While the state of New York is scrambling to respond to the outraged parents who opted out of state tests last year, New York City is threatening teachers who dare to speak about opting out.


Last spring, 20% of the state’s eligible students opted out (about a quarter million students), but the numbers were much lower in New York City. Some attribute this to the fear of losing funding. Whatever the reason, less than 2% of students in New York City refused the tests.


The city wants to keep the numbers low.


According to the New York Times:


At a forum in December, Anita Skop, the superintendent of District 15 in Brooklyn, which had the highest rate of test refusals in the city last year, said that for an educator to encourage opting out was a political act and that public employees were barred from using their positions to make political statements.
On March 7, the teachers at Public School 234 in TriBeCa, where only two students opted out last year, emailed the school’s parents a broadside against the tests.

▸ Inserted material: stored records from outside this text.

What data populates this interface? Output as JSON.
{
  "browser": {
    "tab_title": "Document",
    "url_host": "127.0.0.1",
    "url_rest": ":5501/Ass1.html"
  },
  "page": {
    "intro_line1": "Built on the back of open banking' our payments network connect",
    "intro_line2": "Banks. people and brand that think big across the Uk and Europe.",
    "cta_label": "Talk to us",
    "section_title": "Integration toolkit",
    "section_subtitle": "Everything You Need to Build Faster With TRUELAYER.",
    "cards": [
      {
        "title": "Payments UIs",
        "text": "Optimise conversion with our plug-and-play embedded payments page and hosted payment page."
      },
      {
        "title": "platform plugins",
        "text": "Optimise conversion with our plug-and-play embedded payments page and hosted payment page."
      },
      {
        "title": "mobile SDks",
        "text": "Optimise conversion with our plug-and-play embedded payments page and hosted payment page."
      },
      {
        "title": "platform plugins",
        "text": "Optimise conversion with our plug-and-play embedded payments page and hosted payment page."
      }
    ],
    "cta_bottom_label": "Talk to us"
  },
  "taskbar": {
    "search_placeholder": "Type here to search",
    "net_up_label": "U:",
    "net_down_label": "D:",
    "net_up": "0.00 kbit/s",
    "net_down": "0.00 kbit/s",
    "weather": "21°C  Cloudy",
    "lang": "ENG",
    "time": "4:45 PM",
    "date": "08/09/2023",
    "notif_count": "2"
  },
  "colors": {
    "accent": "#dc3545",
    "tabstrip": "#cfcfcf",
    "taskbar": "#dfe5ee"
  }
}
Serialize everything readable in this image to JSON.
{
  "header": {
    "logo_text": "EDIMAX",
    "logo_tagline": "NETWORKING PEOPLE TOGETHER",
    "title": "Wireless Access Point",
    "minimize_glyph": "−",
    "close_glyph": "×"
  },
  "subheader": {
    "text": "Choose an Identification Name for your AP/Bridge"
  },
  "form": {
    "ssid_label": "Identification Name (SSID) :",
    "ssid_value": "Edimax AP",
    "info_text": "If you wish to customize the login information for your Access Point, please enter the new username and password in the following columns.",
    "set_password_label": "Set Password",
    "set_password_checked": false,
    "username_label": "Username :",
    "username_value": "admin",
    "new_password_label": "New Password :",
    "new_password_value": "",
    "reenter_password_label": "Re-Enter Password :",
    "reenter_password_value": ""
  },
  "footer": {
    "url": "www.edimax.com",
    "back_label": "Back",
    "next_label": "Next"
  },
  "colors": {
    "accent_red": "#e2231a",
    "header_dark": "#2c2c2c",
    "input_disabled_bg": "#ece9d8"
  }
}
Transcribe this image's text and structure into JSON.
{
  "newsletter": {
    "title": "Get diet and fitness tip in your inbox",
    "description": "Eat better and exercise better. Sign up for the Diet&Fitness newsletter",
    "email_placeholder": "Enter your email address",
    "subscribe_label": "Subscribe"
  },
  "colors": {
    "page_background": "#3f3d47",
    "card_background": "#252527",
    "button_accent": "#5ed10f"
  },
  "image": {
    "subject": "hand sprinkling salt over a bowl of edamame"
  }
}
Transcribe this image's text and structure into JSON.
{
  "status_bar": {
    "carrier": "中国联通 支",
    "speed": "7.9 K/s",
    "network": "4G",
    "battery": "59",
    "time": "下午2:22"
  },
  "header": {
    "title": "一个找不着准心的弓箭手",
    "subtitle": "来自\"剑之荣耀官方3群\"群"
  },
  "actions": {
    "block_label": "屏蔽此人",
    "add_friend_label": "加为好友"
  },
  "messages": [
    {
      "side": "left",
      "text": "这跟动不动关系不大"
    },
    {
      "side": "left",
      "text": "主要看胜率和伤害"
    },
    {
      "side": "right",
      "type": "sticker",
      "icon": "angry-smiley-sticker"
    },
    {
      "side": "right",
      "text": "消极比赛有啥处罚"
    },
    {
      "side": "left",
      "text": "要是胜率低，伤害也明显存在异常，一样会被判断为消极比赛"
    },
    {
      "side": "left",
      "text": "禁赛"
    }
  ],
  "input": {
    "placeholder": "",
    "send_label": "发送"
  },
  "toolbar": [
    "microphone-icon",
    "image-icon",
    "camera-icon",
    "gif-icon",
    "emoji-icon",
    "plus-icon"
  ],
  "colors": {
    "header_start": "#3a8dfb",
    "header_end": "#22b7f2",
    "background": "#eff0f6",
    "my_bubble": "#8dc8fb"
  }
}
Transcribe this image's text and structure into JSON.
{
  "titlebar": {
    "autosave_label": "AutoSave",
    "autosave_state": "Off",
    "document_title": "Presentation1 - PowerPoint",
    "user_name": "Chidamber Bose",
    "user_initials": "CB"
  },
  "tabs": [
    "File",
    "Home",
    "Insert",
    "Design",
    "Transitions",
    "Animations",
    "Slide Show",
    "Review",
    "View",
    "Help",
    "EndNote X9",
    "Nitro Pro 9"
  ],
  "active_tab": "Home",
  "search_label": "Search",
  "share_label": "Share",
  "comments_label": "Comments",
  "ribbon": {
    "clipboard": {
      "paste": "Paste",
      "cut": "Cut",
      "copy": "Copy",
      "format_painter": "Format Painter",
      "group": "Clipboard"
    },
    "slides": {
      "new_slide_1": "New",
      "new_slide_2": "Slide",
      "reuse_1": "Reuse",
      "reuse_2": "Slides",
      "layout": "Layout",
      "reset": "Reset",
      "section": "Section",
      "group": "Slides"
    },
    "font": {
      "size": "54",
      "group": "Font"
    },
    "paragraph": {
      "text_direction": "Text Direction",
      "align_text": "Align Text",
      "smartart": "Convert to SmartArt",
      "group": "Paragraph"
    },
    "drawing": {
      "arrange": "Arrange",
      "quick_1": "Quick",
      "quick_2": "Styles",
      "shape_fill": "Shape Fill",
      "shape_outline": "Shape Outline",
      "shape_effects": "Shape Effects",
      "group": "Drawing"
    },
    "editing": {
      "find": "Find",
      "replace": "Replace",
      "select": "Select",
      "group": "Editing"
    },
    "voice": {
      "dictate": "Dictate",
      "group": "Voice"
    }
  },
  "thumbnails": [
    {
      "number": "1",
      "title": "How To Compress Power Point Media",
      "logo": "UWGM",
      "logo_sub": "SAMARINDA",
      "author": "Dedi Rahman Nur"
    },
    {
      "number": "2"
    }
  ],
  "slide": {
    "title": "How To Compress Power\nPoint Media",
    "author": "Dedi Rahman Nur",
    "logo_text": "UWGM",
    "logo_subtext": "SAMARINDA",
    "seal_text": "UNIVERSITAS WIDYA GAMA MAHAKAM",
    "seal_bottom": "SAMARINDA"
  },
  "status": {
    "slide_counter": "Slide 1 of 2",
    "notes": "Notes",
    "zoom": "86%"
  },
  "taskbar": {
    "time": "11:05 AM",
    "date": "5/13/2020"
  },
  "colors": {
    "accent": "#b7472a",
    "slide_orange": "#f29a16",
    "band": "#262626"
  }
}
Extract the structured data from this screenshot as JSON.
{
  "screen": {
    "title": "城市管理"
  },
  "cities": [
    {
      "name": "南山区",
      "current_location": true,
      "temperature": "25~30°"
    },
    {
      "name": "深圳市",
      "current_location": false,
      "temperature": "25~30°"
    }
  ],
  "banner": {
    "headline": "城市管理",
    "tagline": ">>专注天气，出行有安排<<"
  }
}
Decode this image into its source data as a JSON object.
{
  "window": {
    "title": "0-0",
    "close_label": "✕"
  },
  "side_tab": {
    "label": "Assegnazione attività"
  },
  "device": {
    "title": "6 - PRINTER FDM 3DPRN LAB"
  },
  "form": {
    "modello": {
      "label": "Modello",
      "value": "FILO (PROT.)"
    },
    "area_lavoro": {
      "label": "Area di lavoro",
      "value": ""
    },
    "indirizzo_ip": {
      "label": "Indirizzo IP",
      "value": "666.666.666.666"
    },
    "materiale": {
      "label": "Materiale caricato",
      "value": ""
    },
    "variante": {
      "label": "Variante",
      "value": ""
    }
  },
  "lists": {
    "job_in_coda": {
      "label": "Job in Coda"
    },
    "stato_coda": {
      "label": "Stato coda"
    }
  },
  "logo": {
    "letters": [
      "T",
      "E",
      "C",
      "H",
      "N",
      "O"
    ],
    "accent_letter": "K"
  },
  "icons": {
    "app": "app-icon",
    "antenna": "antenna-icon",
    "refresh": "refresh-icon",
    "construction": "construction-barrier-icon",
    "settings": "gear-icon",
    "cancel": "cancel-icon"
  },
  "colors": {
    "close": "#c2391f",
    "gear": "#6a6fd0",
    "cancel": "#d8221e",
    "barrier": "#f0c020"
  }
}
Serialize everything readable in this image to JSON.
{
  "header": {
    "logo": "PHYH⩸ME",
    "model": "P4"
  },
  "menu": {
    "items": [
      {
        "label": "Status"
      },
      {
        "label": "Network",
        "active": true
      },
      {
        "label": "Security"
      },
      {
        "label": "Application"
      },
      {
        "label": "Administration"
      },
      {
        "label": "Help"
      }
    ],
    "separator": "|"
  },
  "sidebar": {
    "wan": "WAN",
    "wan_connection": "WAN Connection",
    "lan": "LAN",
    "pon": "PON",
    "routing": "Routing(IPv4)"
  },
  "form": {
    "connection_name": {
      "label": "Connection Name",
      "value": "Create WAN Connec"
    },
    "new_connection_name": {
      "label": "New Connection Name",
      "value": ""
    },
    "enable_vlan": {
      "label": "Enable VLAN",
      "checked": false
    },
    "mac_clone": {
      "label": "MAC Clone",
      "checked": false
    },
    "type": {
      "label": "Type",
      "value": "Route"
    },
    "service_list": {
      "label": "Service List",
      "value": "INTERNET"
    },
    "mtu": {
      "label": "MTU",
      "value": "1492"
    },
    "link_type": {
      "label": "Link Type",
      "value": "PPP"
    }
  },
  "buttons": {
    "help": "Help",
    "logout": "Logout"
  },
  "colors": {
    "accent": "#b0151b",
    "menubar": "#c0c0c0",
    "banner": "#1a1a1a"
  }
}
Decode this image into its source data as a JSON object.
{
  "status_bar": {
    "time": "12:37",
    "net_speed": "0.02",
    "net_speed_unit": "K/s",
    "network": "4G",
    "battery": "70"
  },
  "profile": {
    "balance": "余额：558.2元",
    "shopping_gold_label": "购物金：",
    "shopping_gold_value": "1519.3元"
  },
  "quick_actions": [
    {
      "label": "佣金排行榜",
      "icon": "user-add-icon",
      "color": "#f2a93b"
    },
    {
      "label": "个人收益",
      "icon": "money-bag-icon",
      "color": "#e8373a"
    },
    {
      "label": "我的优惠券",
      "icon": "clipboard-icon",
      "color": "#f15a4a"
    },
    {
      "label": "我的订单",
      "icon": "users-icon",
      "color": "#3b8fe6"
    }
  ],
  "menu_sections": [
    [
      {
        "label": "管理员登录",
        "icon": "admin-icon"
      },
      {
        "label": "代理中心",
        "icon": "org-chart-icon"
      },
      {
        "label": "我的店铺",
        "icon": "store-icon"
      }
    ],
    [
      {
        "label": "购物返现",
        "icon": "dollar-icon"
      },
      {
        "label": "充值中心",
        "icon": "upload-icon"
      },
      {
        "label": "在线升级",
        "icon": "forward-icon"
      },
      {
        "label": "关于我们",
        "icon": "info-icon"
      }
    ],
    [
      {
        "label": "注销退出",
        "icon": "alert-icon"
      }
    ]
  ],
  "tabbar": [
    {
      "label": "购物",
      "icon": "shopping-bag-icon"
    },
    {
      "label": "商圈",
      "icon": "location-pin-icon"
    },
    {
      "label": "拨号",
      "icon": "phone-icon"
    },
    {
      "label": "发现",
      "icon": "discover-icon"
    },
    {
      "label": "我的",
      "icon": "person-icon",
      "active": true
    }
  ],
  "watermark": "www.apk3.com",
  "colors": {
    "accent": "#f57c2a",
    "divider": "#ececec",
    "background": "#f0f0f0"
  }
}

The email said the exams hurt “every single class of students across the school” because of the resources they consumed.


But 10 days later, when dozens of parents showed up for a PTA meeting where they expected to hear more about the tests, the teachers were nowhere to be seen. The school’s principal explained that “it didn’t feel safe” for them to speak, adding that their union had informed them that their email could be considered insubordination. The principal, Lisa Ripperger, introduced an official from the Education Department who was there to “help oversee our meeting.”


Several principals said they had been told by either the schools chancellor, Carmen Fariña, or their superintendents that they and their teachers should not encourage opting out. There were no specific consequences mentioned, but the warnings were enough to deter some educators.


Devora Kaye, a spokeswoman for the Education Department, said that teachers were free to express themselves on matters of public concern as private citizens, but not as representatives of the department, and that if they crossed that line they could be disciplined. Asked what the disciplinary measures might be, Ms. Kaye said they were determined case by case.


“I don’t think that the teachers’ putting themselves in the middle of it is a good idea,” Ms. Fariña said in an interview.